In what other ways have your parents’ work as educators influenced you?

From an early age, my parents taught me to care about and to love literature, and my time in the classroom has taught me to care about each and every student, particularly those who frustrate me the most. It took my father a long time to find his vocation, but he found it in teaching. He has always been motivated by a search for social justice, his office bookshelves filled with books by Morris Dees, Parker Palmer and Paulo Freire, and his ethic of teaching tolerance influenced me to try and bring education and care into schools that need it most.
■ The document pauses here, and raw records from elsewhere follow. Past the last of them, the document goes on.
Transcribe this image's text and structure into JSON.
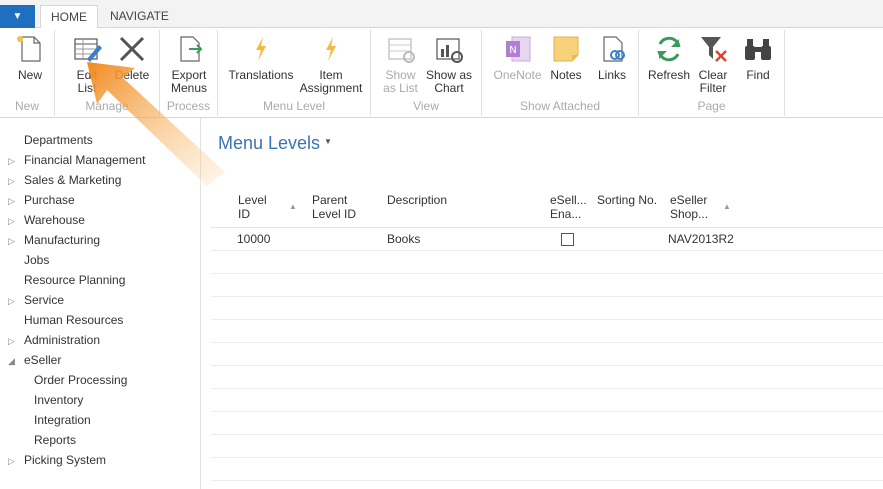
{
  "tabs": {
    "app_menu_icon": "chevron-down-icon",
    "home": "HOME",
    "navigate": "NAVIGATE"
  },
  "ribbon": {
    "groups": [
      {
        "label": "New",
        "buttons": [
          {
            "label": "New",
            "icon": "new-document-icon"
          }
        ]
      },
      {
        "label": "Manage",
        "buttons": [
          {
            "label": "Edit\nList",
            "icon": "edit-list-icon"
          },
          {
            "label": "Delete",
            "icon": "delete-x-icon"
          }
        ]
      },
      {
        "label": "Process",
        "buttons": [
          {
            "label": "Export\nMenus",
            "icon": "export-icon"
          }
        ]
      },
      {
        "label": "Menu Level",
        "buttons": [
          {
            "label": "Translations",
            "icon": "lightning-icon"
          },
          {
            "label": "Item\nAssignment",
            "icon": "lightning-icon"
          }
        ]
      },
      {
        "label": "View",
        "buttons": [
          {
            "label": "Show\nas List",
            "icon": "show-list-icon",
            "disabled": true
          },
          {
            "label": "Show as\nChart",
            "icon": "show-chart-icon"
          }
        ]
      },
      {
        "label": "Show Attached",
        "buttons": [
          {
            "label": "OneNote",
            "icon": "onenote-icon",
            "disabled": true
          },
          {
            "label": "Notes",
            "icon": "notes-icon"
          },
          {
            "label": "Links",
            "icon": "links-icon"
          }
        ]
      },
      {
        "label": "Page",
        "buttons": [
          {
            "label": "Refresh",
            "icon": "refresh-icon"
          },
          {
            "label": "Clear\nFilter",
            "icon": "clear-filter-icon"
          },
          {
            "label": "Find",
            "icon": "binoculars-icon"
          }
        ]
      }
    ]
  },
  "leftnav": {
    "items": [
      {
        "label": "Departments",
        "caret": ""
      },
      {
        "label": "Financial Management",
        "caret": "▷"
      },
      {
        "label": "Sales & Marketing",
        "caret": "▷"
      },
      {
        "label": "Purchase",
        "caret": "▷"
      },
      {
        "label": "Warehouse",
        "caret": "▷"
      },
      {
        "label": "Manufacturing",
        "caret": "▷"
      },
      {
        "label": "Jobs",
        "caret": ""
      },
      {
        "label": "Resource Planning",
        "caret": ""
      },
      {
        "label": "Service",
        "caret": "▷"
      },
      {
        "label": "Human Resources",
        "caret": ""
      },
      {
        "label": "Administration",
        "caret": "▷"
      },
      {
        "label": "eSeller",
        "caret": "◢"
      },
      {
        "label": "Order Processing",
        "caret": "",
        "sub": true
      },
      {
        "label": "Inventory",
        "caret": "",
        "sub": true
      },
      {
        "label": "Integration",
        "caret": "",
        "sub": true
      },
      {
        "label": "Reports",
        "caret": "",
        "sub": true
      },
      {
        "label": "Picking System",
        "caret": "▷"
      }
    ]
  },
  "main": {
    "title": "Menu Levels",
    "title_caret": "▼",
    "columns": [
      "Level\nID",
      "Parent\nLevel ID",
      "Description",
      "eSell...\nEna...",
      "Sorting No.",
      "eSeller\nShop..."
    ],
    "sort_glyph": "▲",
    "rows": [
      {
        "level_id": "10000",
        "parent_level_id": "",
        "description": "Books",
        "enabled": false,
        "sorting_no": "",
        "shop": "NAV2013R2"
      }
    ]
  },
  "colors": {
    "accent": "#1e6fc0",
    "title": "#3b73b3",
    "arrow": "#f59a38"
  }
}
I think that I have made great progress towards my goal of always teaching from an ethic of caring, but I believe that in order to truly become the best educator I can be, I have so much more to learn. 

Do you see your work with Reading and Math Buddies fitting into your vision of social justice?

I absolutely see working with Reading Buddies as an opportunity to work as a social justice educator.  I think that it is the obligation of an institution with myriad resources to use those resources in any way possible to help in a community, and not just in eventually creating educators with skill and compassion, but in using those educators in all phases of their own development to institute their own visions of social justice education.  I also think that, in my mission to become a better teacher, I can’t totally remove myself from the classroom and just think about teaching.  Although I am leaving a full-time teaching position, I think that continuing to have a place to practice my ideas, to test myself, and to create opportunities for the trial and error of my own teaching and learning is incredibly important.

You’ve been a teacher for over five years. How would you describe your experience as a teacher at Marymount, a Catholic girls’ school in Los Angeles?

Marymount was a refuge for me when I first arrived, seeking sanctuary from a painful and frustrating first year of teaching.  I left Columbia with a fire and a desire to bring great education to kids who needed it, and the fire was dampened almost to extinction by my inexperience coupled with the sad and frustrated state of affairs in two struggling public schools.  Marymount has been a home, and a safe place for me to grow as a teacher.  However, like all sanctuaries, the time has come for me to go and be more challenged and more independent.  I had an incredible amount of support there, for which I am grateful: I would not have grown into the teacher I am without the wisdom and help of colleagues I value and will miss.  But right now, I feel that to truly fulfill my vocation, I need to be back in the classroom as a student for a time, and TC is the perfect place for the quest I am now beginning.